    The report stated, “We identified approximately $50,000 in questioned and unresolved costs claimed by Los Alamos during Fiscal Year 2010. We also identified nearly $24 million in subcontract costs requiring audit; nearly $1.4 million in unresolved questioned subcontract costs; and, approximately $10.7 million in unresolved costs pertaining to a potential Anti-Deficiency Act violation.

    “Finally, we identified more than $434 million in previously reported unresolved costs from prior years. The National Nuclear Security Administration’s management agreed with the findings and recommendations and provided proposed corrective actions.”

    As of July 2012, the contracting officer and NNSA’s Office of Field Financial Management were working with Los Alamos to resolve the questioned costs.

  • A small glimmer of hope

    A little bitty glimmer of light exists somewhere in the dark tunnel of the New Mexico economy. The tiny flicker is in construction, of all sectors. This word comes from economist Alison Felix of the Federal Reserve Bank of Kansas City.
    Felix tracks New Mexico from the KC Fed’s Denver office. She came to Albuquerque the day after the election as part of the occasional KC Fed economic outlook and update road show. The star was Felix’s overall boss, Esther George, KC Fed president and CEO since October 2011.
    Back in the tunnel, our economic situation remains ugly with a 1.3 percent drop in wage jobs from September 2011 to September 2012. That performance ranked 49th nationally with West Virginia taking Mississippi’s role and finishing last. Nationally, wage jobs grew 1.4 percent in the year from the second quarter of 2011 to 2012, Felix said.
    For real personal income growth, we place 48th with a 0.4 percent increase for the period. The anemic increase puts New Mexico’s personal income over the prerecession level of 2008.
    Felix discussed the entire state. See http://www.kc.frb.org/publicat/speeches/2012-Felix-NMEconForum-11-07.pdf.

  • Last-minute ways to trim your taxes

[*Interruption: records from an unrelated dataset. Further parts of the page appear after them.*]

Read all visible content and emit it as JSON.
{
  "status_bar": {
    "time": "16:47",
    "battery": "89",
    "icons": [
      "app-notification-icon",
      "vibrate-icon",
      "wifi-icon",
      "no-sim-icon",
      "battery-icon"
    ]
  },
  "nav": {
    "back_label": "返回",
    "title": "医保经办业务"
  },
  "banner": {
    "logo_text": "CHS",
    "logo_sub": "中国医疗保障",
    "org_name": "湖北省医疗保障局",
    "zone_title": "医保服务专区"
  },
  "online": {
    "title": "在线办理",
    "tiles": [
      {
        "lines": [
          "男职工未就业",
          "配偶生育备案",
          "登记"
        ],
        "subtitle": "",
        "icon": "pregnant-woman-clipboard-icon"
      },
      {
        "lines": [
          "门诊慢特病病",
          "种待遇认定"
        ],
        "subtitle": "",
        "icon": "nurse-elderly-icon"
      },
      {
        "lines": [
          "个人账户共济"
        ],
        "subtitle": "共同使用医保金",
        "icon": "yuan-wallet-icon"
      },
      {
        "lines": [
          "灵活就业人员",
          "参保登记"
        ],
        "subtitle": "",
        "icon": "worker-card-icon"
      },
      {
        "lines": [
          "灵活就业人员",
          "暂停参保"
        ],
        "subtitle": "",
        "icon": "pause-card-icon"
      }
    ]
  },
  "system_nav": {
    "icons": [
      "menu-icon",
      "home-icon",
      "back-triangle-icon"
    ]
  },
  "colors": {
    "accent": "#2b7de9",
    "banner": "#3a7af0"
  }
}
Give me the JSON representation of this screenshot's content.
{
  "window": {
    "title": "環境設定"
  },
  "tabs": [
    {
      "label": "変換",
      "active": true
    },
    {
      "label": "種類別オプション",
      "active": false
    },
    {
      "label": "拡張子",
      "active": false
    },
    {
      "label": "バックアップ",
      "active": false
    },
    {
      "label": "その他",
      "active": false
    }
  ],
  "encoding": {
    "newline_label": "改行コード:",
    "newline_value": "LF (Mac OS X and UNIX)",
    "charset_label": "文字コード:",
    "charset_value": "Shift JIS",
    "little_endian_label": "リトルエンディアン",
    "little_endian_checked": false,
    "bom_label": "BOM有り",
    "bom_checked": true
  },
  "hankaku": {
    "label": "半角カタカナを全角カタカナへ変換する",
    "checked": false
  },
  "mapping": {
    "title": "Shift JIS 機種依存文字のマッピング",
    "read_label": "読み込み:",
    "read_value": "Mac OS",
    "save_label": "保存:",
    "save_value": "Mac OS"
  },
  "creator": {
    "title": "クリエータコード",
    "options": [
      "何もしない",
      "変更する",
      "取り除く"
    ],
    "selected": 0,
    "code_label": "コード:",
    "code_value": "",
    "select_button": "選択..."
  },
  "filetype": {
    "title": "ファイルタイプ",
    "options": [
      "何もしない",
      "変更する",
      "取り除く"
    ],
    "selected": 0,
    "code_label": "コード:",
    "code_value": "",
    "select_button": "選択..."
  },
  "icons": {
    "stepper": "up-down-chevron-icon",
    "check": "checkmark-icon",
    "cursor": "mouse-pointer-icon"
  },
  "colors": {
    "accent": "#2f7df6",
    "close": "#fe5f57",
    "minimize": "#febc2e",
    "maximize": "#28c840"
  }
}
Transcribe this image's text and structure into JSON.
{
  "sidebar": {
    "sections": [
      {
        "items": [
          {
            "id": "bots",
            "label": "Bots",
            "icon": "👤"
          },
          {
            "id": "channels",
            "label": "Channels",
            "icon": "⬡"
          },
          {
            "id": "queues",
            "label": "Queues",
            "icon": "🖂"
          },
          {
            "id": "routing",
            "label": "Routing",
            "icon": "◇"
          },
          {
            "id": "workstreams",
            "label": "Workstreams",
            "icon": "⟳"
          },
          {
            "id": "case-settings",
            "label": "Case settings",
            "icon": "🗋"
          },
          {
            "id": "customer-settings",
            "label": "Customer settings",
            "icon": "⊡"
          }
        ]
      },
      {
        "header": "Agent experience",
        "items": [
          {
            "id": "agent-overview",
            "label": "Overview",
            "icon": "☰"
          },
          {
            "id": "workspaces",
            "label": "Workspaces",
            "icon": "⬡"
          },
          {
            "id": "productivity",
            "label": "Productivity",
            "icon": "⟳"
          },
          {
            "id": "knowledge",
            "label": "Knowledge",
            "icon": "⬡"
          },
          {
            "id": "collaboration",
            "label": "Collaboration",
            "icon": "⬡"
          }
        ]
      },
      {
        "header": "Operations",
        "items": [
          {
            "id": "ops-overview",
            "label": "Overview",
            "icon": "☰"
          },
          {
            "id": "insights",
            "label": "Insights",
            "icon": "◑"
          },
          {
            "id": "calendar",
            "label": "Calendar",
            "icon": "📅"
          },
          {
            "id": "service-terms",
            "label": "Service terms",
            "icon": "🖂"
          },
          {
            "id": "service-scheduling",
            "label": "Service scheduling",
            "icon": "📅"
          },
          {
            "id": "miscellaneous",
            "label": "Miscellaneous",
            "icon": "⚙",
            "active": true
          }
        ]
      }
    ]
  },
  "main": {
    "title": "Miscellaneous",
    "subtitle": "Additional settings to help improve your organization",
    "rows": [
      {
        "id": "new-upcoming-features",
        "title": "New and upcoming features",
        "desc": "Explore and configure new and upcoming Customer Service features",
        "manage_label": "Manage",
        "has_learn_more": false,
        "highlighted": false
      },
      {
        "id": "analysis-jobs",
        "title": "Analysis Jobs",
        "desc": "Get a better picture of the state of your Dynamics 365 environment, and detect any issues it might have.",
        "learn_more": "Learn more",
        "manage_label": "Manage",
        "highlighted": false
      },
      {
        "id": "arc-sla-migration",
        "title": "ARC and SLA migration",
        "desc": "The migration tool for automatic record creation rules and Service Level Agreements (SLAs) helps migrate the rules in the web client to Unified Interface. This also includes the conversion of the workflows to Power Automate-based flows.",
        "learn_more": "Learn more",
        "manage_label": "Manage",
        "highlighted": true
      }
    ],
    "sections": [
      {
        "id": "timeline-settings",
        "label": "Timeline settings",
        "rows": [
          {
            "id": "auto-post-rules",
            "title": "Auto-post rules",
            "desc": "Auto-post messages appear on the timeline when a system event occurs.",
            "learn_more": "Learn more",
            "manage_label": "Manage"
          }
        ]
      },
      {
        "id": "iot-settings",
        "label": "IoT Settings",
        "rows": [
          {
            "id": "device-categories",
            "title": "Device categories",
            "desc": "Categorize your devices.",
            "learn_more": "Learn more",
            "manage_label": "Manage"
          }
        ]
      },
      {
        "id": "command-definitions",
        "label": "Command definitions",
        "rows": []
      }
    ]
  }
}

    From now until New Year’s is probably when you have the least amount of time to spare on mundane financial bookkeeping tasks. But if you can dedicate a few minutes to review your benefits and tax paperwork, you might be able to shave hundreds – or even thousands – of dollars off your 2012 taxes.
    Here are a few suggestions:
    If you haven’t already maxed out on contributions, ask your employer if you can make a catch-up contribution to your 401(k), 403(b) or 457 plan before year’s end. Most people can contribute up to $17,000 in 2012 (a $500 increase over 2011), plus an additional $5,500 if they’re over 50.
    If you contribute on a pretax basis, your taxable income is reduced, which in turn lowers your taxes. At a minimum, if your employer offers matching contributions (essentially, free money), be sure to contribute at least enough to take full advantage of the match.

  • State Notes 11-27-12

    Lobos crack top 25 rankings

    The University of New Mexico Lobo men’s basketball team got nods in both major college hoops polls Monday.
    The Lobos (6-0), on the strength of their win at the Paradise Jam tournament in the U.S. Virgin Islands, earned a No. 23 ranking in the USA Today coaches poll and a No. 25 ranking in the Associated Press poll. The Lobos picked up 68 points in the USA Today poll — it had 16 the previous week — and had 141 points in the AP poll to crack the top 25.
    This is the third time in four seasons under head coach Steve Alford the Lobos have earned a spot in the two major national college polls. Prior to the 2009-10 season, the Lobos hadn’t been in the top 25 since the final poll of 1998-99.
    Indiana (6-0) sits atop both the USA Today and AP polls. Duke (6-0) is second in both polls and Michigan (5-0) is ranked third.
    UNM topped Portland 69-54 Sunday night in Albuquerque.
    In that game, former Los Alamos Hilltopper standout Alex Kirk had 14 points, leading all scorers. Kirk was 6 of 10 shooting from the floor and also grabbed 11 rebounds, who with teammate Cameron Bairstow also posted the game-high total.
    The Lobos led just 30-27 at the half of Sunday’s game, but started the second half on a 10-0 run to take control.